London's Metropolitan Police (MET) had said in August that they were assessing new information about the deaths of Diana, Dodi and their driver.
Media reports at the time said the MET had been passed allegations that a member of the British military had caused the deaths.
"There is no credible or relevant evidence to support a theory that such claims had any basis in fact," Rowley said in a letter that the British broadcaster said it had seen.
Rowley added that the MET would not reopen any criminal homicide investigation or refer the matter back to the coroner. Diana, Dodi and their chauffeur, Henri Paul, were killed when their car crashed in a road tunnel while pursued by photographers after the couple left the Ritz hotel in Paris on Aug. 31, 1997.
Dodi's father, Mohammed al Fayed, the former owner of Harrods department store, in 2008 said he was dropping his 10-year campaign to prove the couple were killed on the orders of the British establishment, for the sake of Diana's sons William and Harry.

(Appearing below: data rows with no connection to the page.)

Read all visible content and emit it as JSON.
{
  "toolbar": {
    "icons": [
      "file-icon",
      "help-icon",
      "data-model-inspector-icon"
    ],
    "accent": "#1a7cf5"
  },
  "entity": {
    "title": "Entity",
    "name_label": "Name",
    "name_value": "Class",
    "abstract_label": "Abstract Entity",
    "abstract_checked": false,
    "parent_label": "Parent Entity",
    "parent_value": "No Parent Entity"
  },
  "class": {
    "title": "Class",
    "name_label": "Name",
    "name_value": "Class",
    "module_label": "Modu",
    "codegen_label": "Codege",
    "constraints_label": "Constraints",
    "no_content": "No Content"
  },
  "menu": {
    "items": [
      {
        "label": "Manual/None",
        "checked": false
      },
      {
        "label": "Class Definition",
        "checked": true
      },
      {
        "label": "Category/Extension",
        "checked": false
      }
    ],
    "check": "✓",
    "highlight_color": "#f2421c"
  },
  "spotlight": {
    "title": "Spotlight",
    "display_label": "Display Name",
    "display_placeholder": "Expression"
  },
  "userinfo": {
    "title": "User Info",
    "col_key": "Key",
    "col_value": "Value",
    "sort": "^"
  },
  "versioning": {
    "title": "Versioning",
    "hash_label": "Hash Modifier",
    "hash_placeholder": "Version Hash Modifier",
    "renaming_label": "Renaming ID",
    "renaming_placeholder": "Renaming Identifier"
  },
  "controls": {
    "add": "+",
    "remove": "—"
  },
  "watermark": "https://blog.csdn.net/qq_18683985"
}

The untimely death of Diana, who divorced heir-to-the-throne Prince Charles in 1996, sparked an outpouring of public grief that culminated in huge crowds lining the streets of London for her funeral. A Royal spokesman said there would be no comment. The MET is due to make a formal statement on the matter on Tuesday.